**Task:** Could you retype all of the records exactly, leaving out every picture?

**Input material:**
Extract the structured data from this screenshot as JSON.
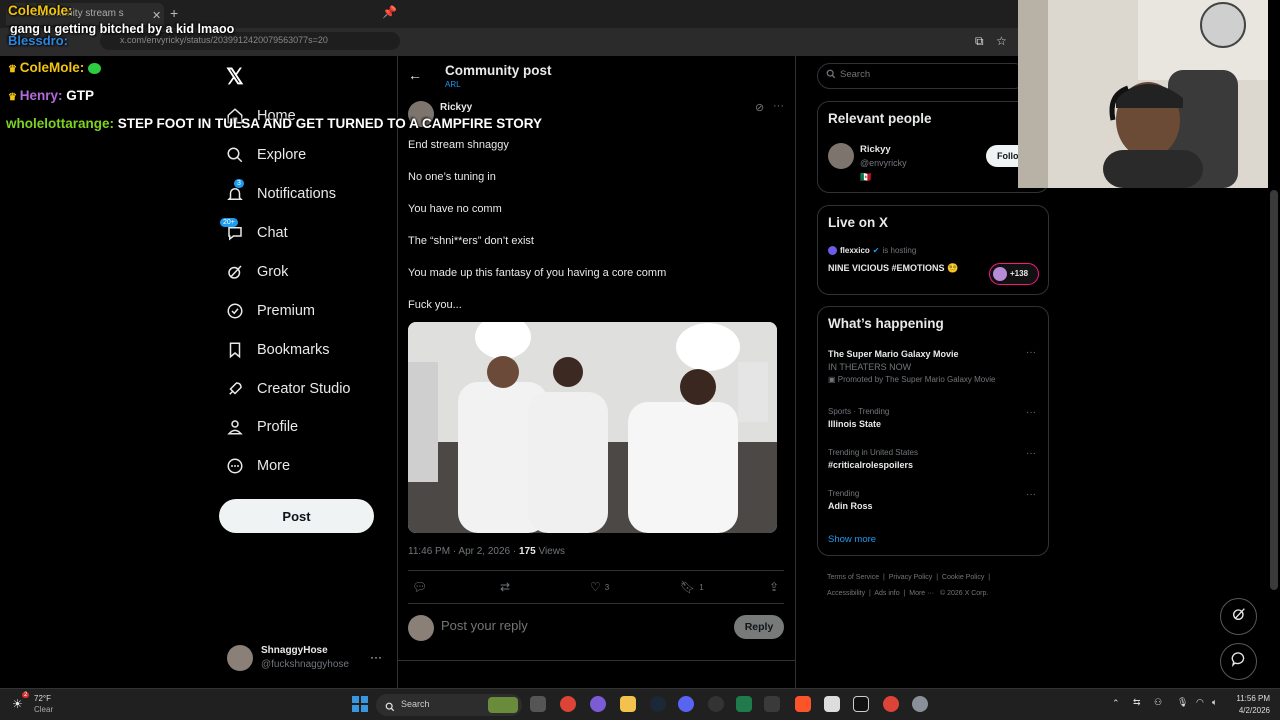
{
  "browser": {
    "tab_title": "Community stream s",
    "url": "x.com/envyricky/status/2039912420079563077s=20"
  },
  "chat_overlay": [
    {
      "user": "ColeMole:",
      "message": "",
      "user_color": "#f1c40f"
    },
    {
      "user": "",
      "message": "gang u getting bitched by a kid lmaoo",
      "user_color": "#ffffff"
    },
    {
      "user": "Blessdro:",
      "message": "",
      "user_color": "#2e86de"
    },
    {
      "user": "ColeMole:",
      "message": "",
      "user_color": "#f1c40f"
    },
    {
      "user": "Henry:",
      "message": "GTP",
      "user_color": "#b06ad9"
    },
    {
      "user": "wholelottarange:",
      "message": "STEP FOOT IN TULSA AND GET TURNED TO A CAMPFIRE STORY",
      "user_color": "#7ed321"
    }
  ],
  "nav": {
    "items": [
      {
        "label": "Home",
        "icon": "home-icon"
      },
      {
        "label": "Explore",
        "icon": "search-icon"
      },
      {
        "label": "Notifications",
        "icon": "bell-icon",
        "badge": "3"
      },
      {
        "label": "Chat",
        "icon": "chat-icon",
        "badge": "20+"
      },
      {
        "label": "Grok",
        "icon": "grok-icon"
      },
      {
        "label": "Premium",
        "icon": "premium-icon"
      },
      {
        "label": "Bookmarks",
        "icon": "bookmark-icon"
      },
      {
        "label": "Creator Studio",
        "icon": "rocket-icon"
      },
      {
        "label": "Profile",
        "icon": "person-icon"
      },
      {
        "label": "More",
        "icon": "more-icon"
      }
    ],
    "post_label": "Post",
    "account_name": "ShnaggyHose",
    "account_handle": "@fuckshnaggyhose"
  },
  "post": {
    "header_title": "Community post",
    "header_sub": "ARL",
    "author": "Rickyy",
    "lines": [
      "End stream shnaggy",
      "No one’s tuning in",
      "You have no comm",
      "The “shni**ers” don’t exist",
      " You made up this fantasy of you having a core comm",
      "Fuck you..."
    ],
    "time": "11:46 PM · Apr 2, 2026 · ",
    "views_count": "175",
    "views_label": " Views",
    "likes": "3",
    "bookmarks": "1",
    "reply_placeholder": "Post your reply",
    "reply_label": "Reply"
  },
  "right": {
    "search_placeholder": "Search",
    "relevant_title": "Relevant people",
    "person_name": "Rickyy",
    "person_handle": "@envyricky",
    "person_flag": "🇲🇽",
    "follow_label": "Follow",
    "live_title": "Live on X",
    "live_host": "flexxico",
    "live_status": "is hosting",
    "live_title_text": "NINE VICIOUS #EMOTIONS 😵‍💫",
    "live_count": "+138",
    "happening_title": "What’s happening",
    "trends": [
      {
        "context": "",
        "name": "The Super Mario Galaxy Movie",
        "sub": "IN THEATERS NOW",
        "promo": "Promoted by The Super Mario Galaxy Movie"
      },
      {
        "context": "Sports · Trending",
        "name": "Illinois State"
      },
      {
        "context": "Trending in United States",
        "name": "#criticalrolespoilers"
      },
      {
        "context": "Trending",
        "name": "Adin Ross"
      }
    ],
    "show_more": "Show more",
    "footer": [
      "Terms of Service",
      "Privacy Policy",
      "Cookie Policy",
      "Accessibility",
      "Ads info",
      "More ···",
      "© 2026 X Corp."
    ]
  },
  "taskbar": {
    "temp": "72°F",
    "condition": "Clear",
    "search_label": "Search",
    "time": "11:56 PM",
    "date": "4/2/2026",
    "weather_badge": "2"
  },
  "colors": {
    "accent": "#1d9bf0",
    "background": "#000000",
    "border": "#2f3336",
    "muted": "#71767b"
  }
}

**Solved problem:**
Extract the structured data from this screenshot as JSON.
{
  "browser": {
    "tab_title": "Community stream s",
    "url": "x.com/envyricky/status/2039912420079563077s=20"
  },
  "chat_overlay": [
    {
      "user": "ColeMole:",
      "message": "",
      "user_color": "#f1c40f"
    },
    {
      "user": "",
      "message": "gang u getting bitched by a kid lmaoo",
      "user_color": "#ffffff"
    },
    {
      "user": "Blessdro:",
      "message": "",
      "user_color": "#2e86de"
    },
    {
      "user": "ColeMole:",
      "message": "",
      "user_color": "#f1c40f"
    },
    {
      "user": "Henry:",
      "message": "GTP",
      "user_color": "#b06ad9"
    },
    {
      "user": "wholelottarange:",
      "message": "STEP FOOT IN TULSA AND GET TURNED TO A CAMPFIRE STORY",
      "user_color": "#7ed321"
    }
  ],
  "nav": {
    "items": [
      {
        "label": "Home",
        "icon": "home-icon"
      },
      {
        "label": "Explore",
        "icon": "search-icon"
      },
      {
        "label": "Notifications",
        "icon": "bell-icon",
        "badge": "3"
      },
      {
        "label": "Chat",
        "icon": "chat-icon",
        "badge": "20+"
      },
      {
        "label": "Grok",
        "icon": "grok-icon"
      },
      {
        "label": "Premium",
        "icon": "premium-icon"
      },
      {
        "label": "Bookmarks",
        "icon": "bookmark-icon"
      },
      {
        "label": "Creator Studio",
        "icon": "rocket-icon"
      },
      {
        "label": "Profile",
        "icon": "person-icon"
      },
      {
        "label": "More",
        "icon": "more-icon"
      }
    ],
    "post_label": "Post",
    "account_name": "ShnaggyHose",
    "account_handle": "@fuckshnaggyhose"
  },
  "post": {
    "header_title": "Community post",
    "header_sub": "ARL",
    "author": "Rickyy",
    "lines": [
      "End stream shnaggy",
      "No one’s tuning in",
      "You have no comm",
      "The “shni**ers” don’t exist",
      " You made up this fantasy of you having a core comm",
      "Fuck you..."
    ],
    "time": "11:46 PM · Apr 2, 2026 · ",
    "views_count": "175",
    "views_label": " Views",
    "likes": "3",
    "bookmarks": "1",
    "reply_placeholder": "Post your reply",
    "reply_label": "Reply"
  },
  "right": {
    "search_placeholder": "Search",
    "relevant_title": "Relevant people",
    "person_name": "Rickyy",
    "person_handle": "@envyricky",
    "person_flag": "🇲🇽",
    "follow_label": "Follow",
    "live_title": "Live on X",
    "live_host": "flexxico",
    "live_status": "is hosting",
    "live_title_text": "NINE VICIOUS #EMOTIONS 😵‍💫",
    "live_count": "+138",
    "happening_title": "What’s happening",
    "trends": [
      {
        "context": "",
        "name": "The Super Mario Galaxy Movie",
        "sub": "IN THEATERS NOW",
        "promo": "Promoted by The Super Mario Galaxy Movie"
      },
      {
        "context": "Sports · Trending",
        "name": "Illinois State"
      },
      {
        "context": "Trending in United States",
        "name": "#criticalrolespoilers"
      },
      {
        "context": "Trending",
        "name": "Adin Ross"
      }
    ],
    "show_more": "Show more",
    "footer": [
      "Terms of Service",
      "Privacy Policy",
      "Cookie Policy",
      "Accessibility",
      "Ads info",
      "More ···",
      "© 2026 X Corp."
    ]
  },
  "taskbar": {
    "temp": "72°F",
    "condition": "Clear",
    "search_label": "Search",
    "time": "11:56 PM",
    "date": "4/2/2026",
    "weather_badge": "2"
  },
  "colors": {
    "accent": "#1d9bf0",
    "background": "#000000",
    "border": "#2f3336",
    "muted": "#71767b"
  }
}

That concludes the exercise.